The & operator represents the parent selectors of a nested rule and is most commonly used when applying a modifying class or pseudo-class to an existing selector:

a {
  color: blue;
  &:hover {
    color: green;
  }
}

results in:

a {
  color: blue;
}

a:hover {
  color: green;
}

Notice that without the &, the above example would result in a :hover rule (a descendant selector that matches hovered elements inside of <a> tags) and this is not what we typically would want with the nested :hover.

The "parent selectors" operator has a variety of uses. Basically any time you need the selectors of the nested rules to be combined in other ways than the default. For example another typical use of the & is to produce repetitive class names:

.button {
  &-ok {
    background-image: url("ok.png");
  }
  &-cancel {
    background-image: url("cancel.png");
  }

  &-custom {
    background-image: url("custom.png");
  }
}

output:

.button-ok {
  background-image: url("ok.png");
}
.button-cancel {
  background-image: url("cancel.png");
}
.button-custom {
  background-image: url("custom.png");
}

Multiple &

& may appear more than once within a selector. This makes it possible to repeatedly refer to a parent selector without repeating its name.

.link {
  & + & {
    color: red;
  }

  & & {
    color: green;
  }

  && {
    color: blue;
  }

  &, &ish {
    color: cyan;
  }
}

will output:

.link + .link {
  color: red;
}
.link .link {
  color: green;
}
.link.link {
  color: blue;
}
.link, .linkish {
  color: cyan;
}

Note that & represents all parent selectors (not just the nearest ancestor) so the following example:

.grand {
  .parent {
    & > & {
      color: red;
    }

    & & {
      color: green;
    }

    && {
      color: blue;
    }

    &, &ish {
      color: cyan;
    }
  }
}

results in:

.grand .parent > .grand .parent {
  color: red;
}
.grand .parent .grand .parent {
  color: green;
}
.grand .parent.grand .parent {
  color: blue;
}
.grand .parent,
.grand .parentish {
  color: cyan;
}

Changing Selector Order

It can be useful to prepend a selector to the inherited (parent) selectors.
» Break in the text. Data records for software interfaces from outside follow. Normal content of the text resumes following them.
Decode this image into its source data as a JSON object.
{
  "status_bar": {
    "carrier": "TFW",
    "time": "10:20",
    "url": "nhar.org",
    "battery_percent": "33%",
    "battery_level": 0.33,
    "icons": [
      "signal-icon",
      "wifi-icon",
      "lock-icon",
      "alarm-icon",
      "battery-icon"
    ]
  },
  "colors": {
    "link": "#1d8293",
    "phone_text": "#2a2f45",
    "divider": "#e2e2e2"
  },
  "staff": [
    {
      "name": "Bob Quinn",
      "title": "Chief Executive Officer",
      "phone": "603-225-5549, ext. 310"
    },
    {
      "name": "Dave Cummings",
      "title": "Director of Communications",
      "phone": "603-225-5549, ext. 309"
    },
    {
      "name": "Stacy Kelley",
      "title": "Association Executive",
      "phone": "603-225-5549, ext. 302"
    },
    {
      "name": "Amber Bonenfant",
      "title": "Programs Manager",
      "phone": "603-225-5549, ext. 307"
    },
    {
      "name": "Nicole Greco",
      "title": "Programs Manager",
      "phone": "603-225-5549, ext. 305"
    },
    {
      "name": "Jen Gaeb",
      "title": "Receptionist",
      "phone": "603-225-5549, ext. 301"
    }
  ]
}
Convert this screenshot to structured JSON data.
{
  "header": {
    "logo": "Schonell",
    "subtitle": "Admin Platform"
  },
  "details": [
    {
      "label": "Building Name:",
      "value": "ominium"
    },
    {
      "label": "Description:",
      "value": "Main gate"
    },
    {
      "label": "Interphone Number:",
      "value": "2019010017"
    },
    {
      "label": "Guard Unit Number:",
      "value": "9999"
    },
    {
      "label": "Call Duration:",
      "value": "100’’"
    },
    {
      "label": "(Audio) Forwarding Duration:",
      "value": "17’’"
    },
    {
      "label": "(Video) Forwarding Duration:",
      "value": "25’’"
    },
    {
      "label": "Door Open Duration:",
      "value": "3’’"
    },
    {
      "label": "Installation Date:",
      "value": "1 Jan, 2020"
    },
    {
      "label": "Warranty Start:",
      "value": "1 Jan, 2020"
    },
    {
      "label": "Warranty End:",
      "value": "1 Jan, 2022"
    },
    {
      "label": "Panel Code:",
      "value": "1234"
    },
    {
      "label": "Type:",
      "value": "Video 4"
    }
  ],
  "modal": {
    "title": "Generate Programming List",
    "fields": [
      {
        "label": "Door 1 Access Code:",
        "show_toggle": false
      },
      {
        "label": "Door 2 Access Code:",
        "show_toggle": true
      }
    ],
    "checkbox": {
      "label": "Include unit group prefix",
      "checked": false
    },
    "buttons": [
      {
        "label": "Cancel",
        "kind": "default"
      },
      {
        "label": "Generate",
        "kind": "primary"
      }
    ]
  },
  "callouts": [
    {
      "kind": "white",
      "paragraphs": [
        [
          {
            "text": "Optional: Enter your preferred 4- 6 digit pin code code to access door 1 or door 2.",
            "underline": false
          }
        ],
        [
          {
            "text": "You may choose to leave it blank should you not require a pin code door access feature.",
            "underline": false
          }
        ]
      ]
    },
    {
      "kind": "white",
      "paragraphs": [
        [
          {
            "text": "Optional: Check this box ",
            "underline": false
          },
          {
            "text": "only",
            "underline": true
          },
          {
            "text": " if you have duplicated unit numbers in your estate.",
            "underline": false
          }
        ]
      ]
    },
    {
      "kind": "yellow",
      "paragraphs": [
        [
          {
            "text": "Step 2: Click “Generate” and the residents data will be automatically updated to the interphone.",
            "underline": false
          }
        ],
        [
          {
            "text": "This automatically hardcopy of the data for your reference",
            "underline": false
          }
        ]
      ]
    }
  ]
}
This can be done by putting the & after current selector. For example, when using Modernizr, you might want to specify different rules based on supported features:

.header {
  .menu {
    border-radius: 5px;
    .no-borderradius & {
      background-image: url('images/button-background.png');
    }
  }
}

The selector .no-borderradius & will prepend .no-borderradius to its parent .header .menu to form the.no-borderradius .header .menu on output:

.header .menu {
  border-radius: 5px;
}
.no-borderradius .header .menu {
  background-image: url('images/button-background.png');
}

Combinatorial Explosion

& can also be used to generate every possible permutation of selectors in a comma separated list:

p, a, ul, li {
  border-top: 2px dotted #366;
  & + & {
    border-top: 0;
  }
}

This expands to all possible (16) combinations of the specified elements:

p,
a,
ul,
li {
  border-top: 2px dotted #366;
}
p + p,
p + a,
p + ul,
p + li,
a + p,
a + a,
a + ul,
a + li,
ul + p,
ul + a,
ul + ul,
ul + li,
li + p,
li + a,
li + ul,
li + li {
  border-top: 0;
}